Understanding diabetes is key to managing it. Understanding the role of medication and the importance of compliance in controlling blood sugar is integral to successful diabetes management and reducing risk of complications. In a country like Barbados where obesity, inactivity and poor dietary choices are prevalent, the role of nutrition is paramount to controlling and preventing diabetes. Nutrition is often misunderstood as it is often thought, for example, that avoiding foods with “sugar” or “sweet foods” means avoiding diabetes or avoiding a spike in blood glucose.  But what is sugar? Do only “sweet foods” contain sugar? With all this misunderstood, with myths abound, complications are likely to arise. Kidney failure is one of those complications. What’s the mechanism? What’s the process? What’s potassium got to do with it? These issues and more will be discussed at this free public education session.

Pre-lecture activities include health checks by the Diabetes Association of Barbados and the Heart and Stroke Foundation of Barbados with diabetes education by the Diabetes Centre of the Barbados Diabetes Foundation. Abbott Nutrition will be doing product sampling and giveaways, with a special feature of its “Glucerna” drink, used in the management of diabetes. The pre-lecture activities start at 530pm and the lectures start at 7pm and end at 830pm. Free transportation will be provided by the Barbados Transport Board to the Princess Alice and Fairchild Street Bus Terminals.

All are invited to attend.

More information contact event coordinators Hibiscus Health Caribbean Inc. – hhccmeevents@gmail.com, 246-269-6183/ 253-9384.

Considerations in Cancer Care


Shell Suite, UWI Cavehill, St. Michael

A cancer diagnosis is a life-changing event. Some believe it is a death sentence. There are a lot of decisions to be made regarding type of treatment, managing side effects, minimizing recurrence and palliative care. This event highlights some key considerations in cancer care – the multidisciplinary team, oral issues in the cancer patient, second opinions, surgical options, occupational therapy, physical therapy, dealing with death and more. Cancer can be a burden not only to the patient, but to the medical professional. What about them? What about burn-out and self-care to prevent such?

Join us as we explore these considerations and more at the Considerations in Cancer Care Medical Education event.

Doctors, nurses and allied health professionals are welcomed. CPE credit will be available. Persons with a general interest in cancer care are also welcome to attend.

Sponsored by: 21st Century Oncology

BDS$50.00 – All Health Professionals/ Attendees; Students: BDS$35.00

RSVP: www.hibiscushealthcaribbeanevents.eventbrite.com

Payment: Ticketpal.com; AB Music Supplies Sheraton; Sundek Boutique Limegrove; Lloyd Erskine Sandiford Centre; Pick-up: 246253-9384; hhccmeevents@gmail.com

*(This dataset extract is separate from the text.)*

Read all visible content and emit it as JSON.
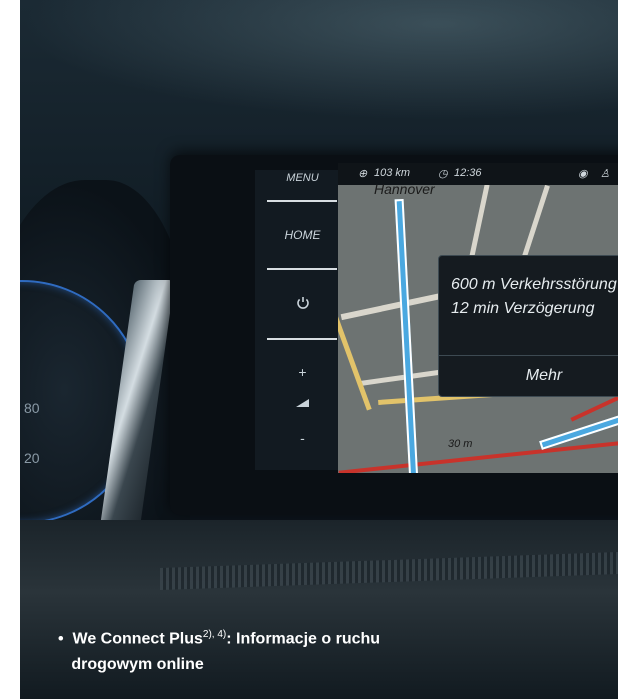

Time Item Speaker
5.00-5.05 Opening Remarks: Considerations in Cancer Care Dr. June Clarke, Oncologist
5.05-5.30 Communication in Cancer Care & Second Opinions Kathia Murray, Physician’s Assistant, 21st Century Oncology, USA
5.30-5.55 Surgical Considerations in Cancer Dr. Ian Lewis, General Surgeon
5.55-6.20 Occupational Therapy Considerations in Cancer Care Hilary Bethell, Occupational Therapist
6.20-6.30 Break  
6.30-6.55 Occupational Therapy, Mental Health and Cancer Lennox Rochester, Occupational Therapist
6.55-7.20 Oral Considerations in Cancer Care Pamela Phillips, Dentist
7.20-8.30 Panel Discussion:

Fear of Chemotherapy: Is It Rational?

Multidisciplinary Team Considerations in Cancer Care

Case Studies

Patient’s Perspective

Physician Burn-Out & Self – Care

Multidisciplinary Team

Dr. Ian Lewis, General Surgeon, Chairperson

Dr. June Clarke, Oncologist

Janelle Chase-Mayers, Creative Systemic Therapist

Jackie King, Physiotherapist

Lennox Rochester, Mental Health, OT